::: Task inputs :::

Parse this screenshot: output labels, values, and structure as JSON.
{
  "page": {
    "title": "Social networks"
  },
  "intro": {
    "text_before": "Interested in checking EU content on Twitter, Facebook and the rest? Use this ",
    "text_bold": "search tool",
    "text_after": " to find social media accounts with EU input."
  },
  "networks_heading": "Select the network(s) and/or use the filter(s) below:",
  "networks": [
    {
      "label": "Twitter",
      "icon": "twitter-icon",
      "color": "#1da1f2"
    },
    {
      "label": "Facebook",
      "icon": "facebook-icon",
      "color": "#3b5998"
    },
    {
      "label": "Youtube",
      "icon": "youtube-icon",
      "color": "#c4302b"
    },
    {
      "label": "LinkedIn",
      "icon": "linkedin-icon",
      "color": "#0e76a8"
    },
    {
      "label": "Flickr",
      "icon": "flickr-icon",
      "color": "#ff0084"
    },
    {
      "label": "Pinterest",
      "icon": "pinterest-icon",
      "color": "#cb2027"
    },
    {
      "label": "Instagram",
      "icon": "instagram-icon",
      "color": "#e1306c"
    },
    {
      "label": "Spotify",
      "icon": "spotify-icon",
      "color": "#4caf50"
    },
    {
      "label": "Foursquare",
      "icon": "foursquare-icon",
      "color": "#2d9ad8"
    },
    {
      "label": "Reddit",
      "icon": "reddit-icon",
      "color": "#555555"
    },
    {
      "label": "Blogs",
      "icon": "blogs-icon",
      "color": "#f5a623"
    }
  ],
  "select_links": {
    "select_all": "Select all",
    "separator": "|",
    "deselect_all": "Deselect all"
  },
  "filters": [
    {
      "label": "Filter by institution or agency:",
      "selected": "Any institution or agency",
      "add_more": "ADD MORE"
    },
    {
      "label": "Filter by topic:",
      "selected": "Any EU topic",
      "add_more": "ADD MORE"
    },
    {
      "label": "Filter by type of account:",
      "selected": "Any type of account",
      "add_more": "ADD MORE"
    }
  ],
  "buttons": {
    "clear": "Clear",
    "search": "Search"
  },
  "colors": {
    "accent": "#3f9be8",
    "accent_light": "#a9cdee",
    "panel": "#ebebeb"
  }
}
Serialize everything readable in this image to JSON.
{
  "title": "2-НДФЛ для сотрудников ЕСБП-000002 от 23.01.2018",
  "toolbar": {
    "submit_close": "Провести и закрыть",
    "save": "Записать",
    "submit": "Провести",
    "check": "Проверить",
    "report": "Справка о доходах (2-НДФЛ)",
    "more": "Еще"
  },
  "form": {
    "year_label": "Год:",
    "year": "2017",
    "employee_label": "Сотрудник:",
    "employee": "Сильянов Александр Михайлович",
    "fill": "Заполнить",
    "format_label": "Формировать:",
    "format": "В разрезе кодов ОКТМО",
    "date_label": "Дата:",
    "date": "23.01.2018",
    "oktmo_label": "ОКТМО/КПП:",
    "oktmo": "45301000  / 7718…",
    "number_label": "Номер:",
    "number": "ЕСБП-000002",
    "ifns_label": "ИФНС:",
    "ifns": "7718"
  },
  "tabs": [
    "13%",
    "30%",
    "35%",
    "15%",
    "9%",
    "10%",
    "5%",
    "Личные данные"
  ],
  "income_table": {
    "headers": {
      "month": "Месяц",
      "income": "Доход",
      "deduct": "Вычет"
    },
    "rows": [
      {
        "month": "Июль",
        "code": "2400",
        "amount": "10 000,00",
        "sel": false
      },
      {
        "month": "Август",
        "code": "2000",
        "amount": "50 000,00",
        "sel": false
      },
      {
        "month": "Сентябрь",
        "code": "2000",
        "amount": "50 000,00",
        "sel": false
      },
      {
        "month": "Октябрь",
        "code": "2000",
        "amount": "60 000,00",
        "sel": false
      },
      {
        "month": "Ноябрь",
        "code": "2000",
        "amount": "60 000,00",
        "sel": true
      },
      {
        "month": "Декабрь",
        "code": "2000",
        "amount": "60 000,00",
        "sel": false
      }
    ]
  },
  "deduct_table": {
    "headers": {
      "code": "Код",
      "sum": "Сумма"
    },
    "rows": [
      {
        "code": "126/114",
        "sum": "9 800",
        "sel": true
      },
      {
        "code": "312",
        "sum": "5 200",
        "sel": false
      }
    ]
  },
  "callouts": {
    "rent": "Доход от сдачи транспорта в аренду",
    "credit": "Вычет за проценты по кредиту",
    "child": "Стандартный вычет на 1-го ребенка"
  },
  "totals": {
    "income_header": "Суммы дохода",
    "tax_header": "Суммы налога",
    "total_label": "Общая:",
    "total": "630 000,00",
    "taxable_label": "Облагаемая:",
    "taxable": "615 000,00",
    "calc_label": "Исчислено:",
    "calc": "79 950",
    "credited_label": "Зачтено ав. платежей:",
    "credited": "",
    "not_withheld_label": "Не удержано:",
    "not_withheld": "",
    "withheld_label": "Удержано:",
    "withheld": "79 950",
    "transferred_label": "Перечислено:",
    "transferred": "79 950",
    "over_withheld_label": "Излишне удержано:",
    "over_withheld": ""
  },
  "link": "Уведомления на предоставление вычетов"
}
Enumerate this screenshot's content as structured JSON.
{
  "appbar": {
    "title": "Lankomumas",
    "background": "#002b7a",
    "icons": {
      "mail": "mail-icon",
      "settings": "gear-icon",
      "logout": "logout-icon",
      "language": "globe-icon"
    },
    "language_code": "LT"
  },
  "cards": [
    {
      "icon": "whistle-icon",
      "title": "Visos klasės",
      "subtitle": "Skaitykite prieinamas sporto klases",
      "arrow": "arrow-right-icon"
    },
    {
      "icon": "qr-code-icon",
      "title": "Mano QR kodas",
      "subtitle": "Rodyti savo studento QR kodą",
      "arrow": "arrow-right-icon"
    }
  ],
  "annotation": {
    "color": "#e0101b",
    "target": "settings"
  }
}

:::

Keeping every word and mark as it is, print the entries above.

Parse this screenshot: output labels, values, and structure as JSON.
{
  "page": {
    "title": "Social networks"
  },
  "intro": {
    "text_before": "Interested in checking EU content on Twitter, Facebook and the rest? Use this ",
    "text_bold": "search tool",
    "text_after": " to find social media accounts with EU input."
  },
  "networks_heading": "Select the network(s) and/or use the filter(s) below:",
  "networks": [
    {
      "label": "Twitter",
      "icon": "twitter-icon",
      "color": "#1da1f2"
    },
    {
      "label": "Facebook",
      "icon": "facebook-icon",
      "color": "#3b5998"
    },
    {
      "label": "Youtube",
      "icon": "youtube-icon",
      "color": "#c4302b"
    },
    {
      "label": "LinkedIn",
      "icon": "linkedin-icon",
      "color": "#0e76a8"
    },
    {
      "label": "Flickr",
      "icon": "flickr-icon",
      "color": "#ff0084"
    },
    {
      "label": "Pinterest",
      "icon": "pinterest-icon",
      "color": "#cb2027"
    },
    {
      "label": "Instagram",
      "icon": "instagram-icon",
      "color": "#e1306c"
    },
    {
      "label": "Spotify",
      "icon": "spotify-icon",
      "color": "#4caf50"
    },
    {
      "label": "Foursquare",
      "icon": "foursquare-icon",
      "color": "#2d9ad8"
    },
    {
      "label": "Reddit",
      "icon": "reddit-icon",
      "color": "#555555"
    },
    {
      "label": "Blogs",
      "icon": "blogs-icon",
      "color": "#f5a623"
    }
  ],
  "select_links": {
    "select_all": "Select all",
    "separator": "|",
    "deselect_all": "Deselect all"
  },
  "filters": [
    {
      "label": "Filter by institution or agency:",
      "selected": "Any institution or agency",
      "add_more": "ADD MORE"
    },
    {
      "label": "Filter by topic:",
      "selected": "Any EU topic",
      "add_more": "ADD MORE"
    },
    {
      "label": "Filter by type of account:",
      "selected": "Any type of account",
      "add_more": "ADD MORE"
    }
  ],
  "buttons": {
    "clear": "Clear",
    "search": "Search"
  },
  "colors": {
    "accent": "#3f9be8",
    "accent_light": "#a9cdee",
    "panel": "#ebebeb"
  }
}
Serialize everything readable in this image to JSON.
{
  "title": "2-НДФЛ для сотрудников ЕСБП-000002 от 23.01.2018",
  "toolbar": {
    "submit_close": "Провести и закрыть",
    "save": "Записать",
    "submit": "Провести",
    "check": "Проверить",
    "report": "Справка о доходах (2-НДФЛ)",
    "more": "Еще"
  },
  "form": {
    "year_label": "Год:",
    "year": "2017",
    "employee_label": "Сотрудник:",
    "employee": "Сильянов Александр Михайлович",
    "fill": "Заполнить",
    "format_label": "Формировать:",
    "format": "В разрезе кодов ОКТМО",
    "date_label": "Дата:",
    "date": "23.01.2018",
    "oktmo_label": "ОКТМО/КПП:",
    "oktmo": "45301000  / 7718…",
    "number_label": "Номер:",
    "number": "ЕСБП-000002",
    "ifns_label": "ИФНС:",
    "ifns": "7718"
  },
  "tabs": [
    "13%",
    "30%",
    "35%",
    "15%",
    "9%",
    "10%",
    "5%",
    "Личные данные"
  ],
  "income_table": {
    "headers": {
      "month": "Месяц",
      "income": "Доход",
      "deduct": "Вычет"
    },
    "rows": [
      {
        "month": "Июль",
        "code": "2400",
        "amount": "10 000,00",
        "sel": false
      },
      {
        "month": "Август",
        "code": "2000",
        "amount": "50 000,00",
        "sel": false
      },
      {
        "month": "Сентябрь",
        "code": "2000",
        "amount": "50 000,00",
        "sel": false
      },
      {
        "month": "Октябрь",
        "code": "2000",
        "amount": "60 000,00",
        "sel": false
      },
      {
        "month": "Ноябрь",
        "code": "2000",
        "amount": "60 000,00",
        "sel": true
      },
      {
        "month": "Декабрь",
        "code": "2000",
        "amount": "60 000,00",
        "sel": false
      }
    ]
  },
  "deduct_table": {
    "headers": {
      "code": "Код",
      "sum": "Сумма"
    },
    "rows": [
      {
        "code": "126/114",
        "sum": "9 800",
        "sel": true
      },
      {
        "code": "312",
        "sum": "5 200",
        "sel": false
      }
    ]
  },
  "callouts": {
    "rent": "Доход от сдачи транспорта в аренду",
    "credit": "Вычет за проценты по кредиту",
    "child": "Стандартный вычет на 1-го ребенка"
  },
  "totals": {
    "income_header": "Суммы дохода",
    "tax_header": "Суммы налога",
    "total_label": "Общая:",
    "total": "630 000,00",
    "taxable_label": "Облагаемая:",
    "taxable": "615 000,00",
    "calc_label": "Исчислено:",
    "calc": "79 950",
    "credited_label": "Зачтено ав. платежей:",
    "credited": "",
    "not_withheld_label": "Не удержано:",
    "not_withheld": "",
    "withheld_label": "Удержано:",
    "withheld": "79 950",
    "transferred_label": "Перечислено:",
    "transferred": "79 950",
    "over_withheld_label": "Излишне удержано:",
    "over_withheld": ""
  },
  "link": "Уведомления на предоставление вычетов"
}
Enumerate this screenshot's content as structured JSON.
{
  "appbar": {
    "title": "Lankomumas",
    "background": "#002b7a",
    "icons": {
      "mail": "mail-icon",
      "settings": "gear-icon",
      "logout": "logout-icon",
      "language": "globe-icon"
    },
    "language_code": "LT"
  },
  "cards": [
    {
      "icon": "whistle-icon",
      "title": "Visos klasės",
      "subtitle": "Skaitykite prieinamas sporto klases",
      "arrow": "arrow-right-icon"
    },
    {
      "icon": "qr-code-icon",
      "title": "Mano QR kodas",
      "subtitle": "Rodyti savo studento QR kodą",
      "arrow": "arrow-right-icon"
    }
  ],
  "annotation": {
    "color": "#e0101b",
    "target": "settings"
  }
}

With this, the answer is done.